In deciding what cultures I’d like to revive I thought of Samurai. The Samurai were the military nobility of medieval and early-modern Japan. Whilst thinking about resurgence there are no rules to say how far this could go back. As things in recent history become reappropriated over and over you’ll have to go further back to find new things to resurge. There are plenty of people wearing clothes influenced by western Victorian ideas and military fashion has always been a staple so plausibly Samurai could be next.
Martine Rose is a fashion designer from North London. I have always admired her exaggeration of pre-existing subcultures and trends in order to make new ideas. Her referencing of football kits, club culture and modern musical traditions are prevalent across the designs she chooses to create impending trends.
Brain Dead is a Los Angeles-based creative collective of artists and designers, as well as a streetwear brand that takes inspiration from post-punk, skateboarding and underground comics. Braindead perfectly tread the line between commerciality and creativity. They often collaborate with larger brands on wider reaching projects without compromising on integrity. I have been selected to create some work for an upcoming book of theirs.
Dukes distribution is a new publisher and record label lead in part by Alex Gross, graphic designer and art director from Our Place studios. They have invited me to produce a book that they will fund and publish of my work. This is a great opportunity to document the work I have been doing on the MA whilst collaborating with an extremely competent graphic designer. I will include video stills, photographs of sculptures and paintings all illustrating original text of my design.

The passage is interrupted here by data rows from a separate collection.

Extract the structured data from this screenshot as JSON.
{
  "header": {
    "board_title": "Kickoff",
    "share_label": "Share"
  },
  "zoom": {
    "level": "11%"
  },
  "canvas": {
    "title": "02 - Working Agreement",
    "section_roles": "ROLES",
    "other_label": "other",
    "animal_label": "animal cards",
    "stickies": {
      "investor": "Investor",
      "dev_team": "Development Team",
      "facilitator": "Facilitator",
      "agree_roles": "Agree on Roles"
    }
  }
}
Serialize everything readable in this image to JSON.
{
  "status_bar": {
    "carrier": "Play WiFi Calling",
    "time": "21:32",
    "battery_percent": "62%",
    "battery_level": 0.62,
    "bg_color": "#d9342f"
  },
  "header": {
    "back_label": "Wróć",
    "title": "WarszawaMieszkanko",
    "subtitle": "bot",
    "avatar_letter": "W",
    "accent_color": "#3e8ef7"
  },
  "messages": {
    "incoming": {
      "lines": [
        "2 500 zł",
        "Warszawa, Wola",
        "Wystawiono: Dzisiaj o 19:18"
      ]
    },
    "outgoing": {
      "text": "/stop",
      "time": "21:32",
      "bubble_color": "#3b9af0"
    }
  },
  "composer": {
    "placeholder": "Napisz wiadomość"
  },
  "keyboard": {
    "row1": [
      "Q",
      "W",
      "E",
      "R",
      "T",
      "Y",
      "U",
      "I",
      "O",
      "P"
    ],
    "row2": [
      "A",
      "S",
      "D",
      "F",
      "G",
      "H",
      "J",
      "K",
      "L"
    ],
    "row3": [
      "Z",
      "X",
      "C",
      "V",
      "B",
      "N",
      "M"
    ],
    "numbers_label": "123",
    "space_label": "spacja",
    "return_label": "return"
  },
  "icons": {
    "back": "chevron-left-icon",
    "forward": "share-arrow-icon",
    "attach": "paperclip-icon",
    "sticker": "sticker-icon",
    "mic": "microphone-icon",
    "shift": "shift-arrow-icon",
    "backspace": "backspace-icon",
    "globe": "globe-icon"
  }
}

Currently working on numerous projects – the Samurai as previously mentioned, an animation plus getting ideas together for story writing and ways of documenting and editing the collection so far. Keen to find ways of creating 3D digital illustrations looking into 3D printing. Generating ideas for how to display the pieces. Experimented with green screen unsuccessfully, learnt how moving image is different and needs real planning. Story boarding!